Data about app and page elements
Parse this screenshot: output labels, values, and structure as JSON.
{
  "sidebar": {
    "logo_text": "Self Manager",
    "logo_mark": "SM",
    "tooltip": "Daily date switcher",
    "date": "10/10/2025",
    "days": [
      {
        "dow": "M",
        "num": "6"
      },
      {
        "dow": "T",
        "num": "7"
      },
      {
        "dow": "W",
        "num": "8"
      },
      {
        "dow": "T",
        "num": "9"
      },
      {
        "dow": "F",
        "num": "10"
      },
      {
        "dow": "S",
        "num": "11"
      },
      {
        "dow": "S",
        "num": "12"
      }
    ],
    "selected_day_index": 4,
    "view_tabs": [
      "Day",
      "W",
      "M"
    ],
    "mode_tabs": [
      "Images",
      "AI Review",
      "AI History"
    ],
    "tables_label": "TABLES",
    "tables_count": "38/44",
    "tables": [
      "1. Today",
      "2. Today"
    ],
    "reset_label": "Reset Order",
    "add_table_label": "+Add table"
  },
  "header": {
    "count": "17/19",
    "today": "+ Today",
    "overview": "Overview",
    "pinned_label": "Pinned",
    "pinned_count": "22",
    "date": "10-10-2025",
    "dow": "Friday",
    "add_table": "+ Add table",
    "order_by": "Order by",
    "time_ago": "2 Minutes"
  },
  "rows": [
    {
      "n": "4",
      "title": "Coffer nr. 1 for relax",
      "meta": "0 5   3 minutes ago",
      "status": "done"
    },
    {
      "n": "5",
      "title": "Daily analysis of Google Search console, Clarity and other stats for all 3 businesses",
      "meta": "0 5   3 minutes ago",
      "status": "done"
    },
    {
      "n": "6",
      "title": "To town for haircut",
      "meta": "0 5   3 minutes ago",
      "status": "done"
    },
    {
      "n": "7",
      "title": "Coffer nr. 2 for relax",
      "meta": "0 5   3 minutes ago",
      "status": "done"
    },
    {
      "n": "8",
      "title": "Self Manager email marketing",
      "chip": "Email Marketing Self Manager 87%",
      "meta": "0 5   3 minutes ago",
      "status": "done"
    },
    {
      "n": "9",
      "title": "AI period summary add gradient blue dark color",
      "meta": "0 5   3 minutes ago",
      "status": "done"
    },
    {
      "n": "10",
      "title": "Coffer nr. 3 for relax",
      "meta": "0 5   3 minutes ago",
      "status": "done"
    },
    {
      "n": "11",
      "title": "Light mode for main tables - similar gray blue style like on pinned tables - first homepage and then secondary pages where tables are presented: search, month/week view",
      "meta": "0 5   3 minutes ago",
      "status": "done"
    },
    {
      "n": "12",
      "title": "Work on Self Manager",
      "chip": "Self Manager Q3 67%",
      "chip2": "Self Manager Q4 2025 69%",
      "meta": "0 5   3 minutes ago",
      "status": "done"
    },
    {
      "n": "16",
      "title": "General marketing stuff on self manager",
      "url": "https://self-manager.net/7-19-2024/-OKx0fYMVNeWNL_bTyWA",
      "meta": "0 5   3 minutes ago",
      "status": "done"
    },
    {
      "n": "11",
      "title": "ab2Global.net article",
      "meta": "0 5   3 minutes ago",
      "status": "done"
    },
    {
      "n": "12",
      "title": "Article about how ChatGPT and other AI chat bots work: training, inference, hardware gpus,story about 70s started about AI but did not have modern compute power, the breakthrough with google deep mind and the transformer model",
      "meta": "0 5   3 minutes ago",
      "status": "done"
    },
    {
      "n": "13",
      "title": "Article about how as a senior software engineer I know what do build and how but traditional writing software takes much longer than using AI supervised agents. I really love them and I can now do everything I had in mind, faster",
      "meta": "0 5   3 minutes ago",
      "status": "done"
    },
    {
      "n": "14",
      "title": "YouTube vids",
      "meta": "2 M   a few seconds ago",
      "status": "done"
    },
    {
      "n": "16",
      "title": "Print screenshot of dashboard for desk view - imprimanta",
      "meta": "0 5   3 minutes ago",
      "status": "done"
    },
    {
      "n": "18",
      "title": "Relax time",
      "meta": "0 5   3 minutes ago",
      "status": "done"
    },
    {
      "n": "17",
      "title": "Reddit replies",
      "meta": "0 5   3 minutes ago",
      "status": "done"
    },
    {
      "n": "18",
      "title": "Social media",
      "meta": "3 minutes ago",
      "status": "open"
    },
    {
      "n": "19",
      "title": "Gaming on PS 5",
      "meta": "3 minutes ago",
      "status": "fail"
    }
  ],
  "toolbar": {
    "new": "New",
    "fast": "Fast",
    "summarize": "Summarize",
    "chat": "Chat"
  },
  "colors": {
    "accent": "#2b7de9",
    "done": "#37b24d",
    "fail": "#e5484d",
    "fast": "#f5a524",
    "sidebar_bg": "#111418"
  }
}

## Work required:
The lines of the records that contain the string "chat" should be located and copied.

## Completed task:
      "title": "Article about how ChatGPT and other AI chat bots work: training, inference, hardware gpus,story about 70s started about AI but did not have modern compute power, the breakthrough with google deep mind and the transformer model",
    "chat": "Chat"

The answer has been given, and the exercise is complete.